Page 266 - In the case of total and annular eclipses, a rough estimate of the magnitude of the eclipse may be obtained from the position of the place relatively to the central line and to the limit. On the central line, the eclipse is annular or total, while on the limit, the limb of the moon only grazes that of the sun. More Accurate Computations.
Page 263 - Greenwich mean time, beginning at noon; the dates are therefore astronomical. All the distances that can be observed on the same day, are grouped together under that date; and the columns are read from left to right, across both pages of the same opening. The letter W. or E. is affixed to the name of the sun, planet or star, to indicate that it is on the west, or east side of the moon.
Page 225 - The sign + prefixed to the hourly change of declination indicates that north declinations are increasing or south declinations are decreasing. The sign — indicates that north declinations are decreasing or south declinations increasing. 226 GREENWICH MEAN TIME. MAY. JUNE. Month. •я Apparent Right Ascension. Var.
Page 258 - The sidereal hours are counted from 0 to 24, commencing with the instant of the passage of the true vernal equinox over the upper meridian, and ending with its return to the same meridian. About March '21st of each year the sidereal clock agrees with the mean time, or ordinary clock, and the former gains on the latter about 3"1 56...
Page vii - ... to the chronologists, to the 747th, and, according to the astronomers, to the 746th year, before the birth of Christ...
Page 93 - The semidiameter for mean noon may be assumed the same as that for apparent noon. The sign -+- prefixed to the hourly change of declination indicates that north declinations are increasing; the si^n — indicates that north declinations arc decreasing.

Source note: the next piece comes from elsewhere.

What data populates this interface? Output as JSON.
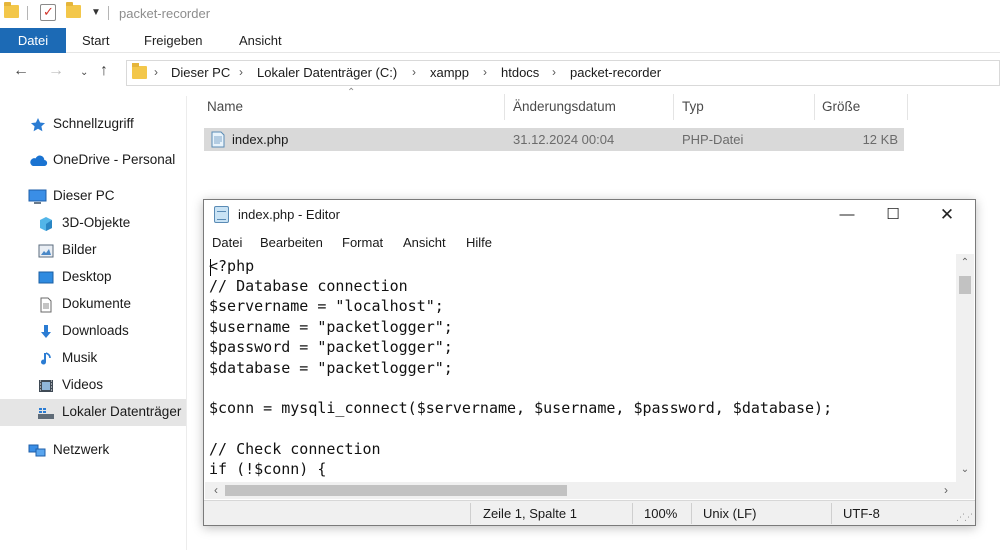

Page 264 - By a table of common logarithms, or a table of logarithms of small arcs, the reduction of the Greenwich time would be found thus: — From Ephemeris . . . . . . . PL 0.3276 Diff. of distances, 8' 35" = 515
Page 263 - Time, given at the end of the volume for 1871, saves the operation of reducing degrees (or hours) and minutes to seconds, and the reverse. As the PL of Diff. in the Ephemeris varies, the Greenwich time found by the methods just described may not be sufficiently exact. To correct it for such variation, or second difference, take the difference between the PL of Diff! used and the one which follows it in the Ephemeris, (or, more strictly, half the difference of the preceding and following ones).
Page 257 - Moon, the obliquity of the ecliptic, the nutation, the positions of 383 standard stars, the ephemeris for the meridian of Washington, etc. TIME. Astronomers make use of three different kinds of time, namely: First, true or apparent solar time; second, mean solar time; third, sidereal time. True or Apparent Solar Time. — This species of time is called indiscriminately either true solar time or apparent solar time, and is measured by the motion of the true Sun; the length of the...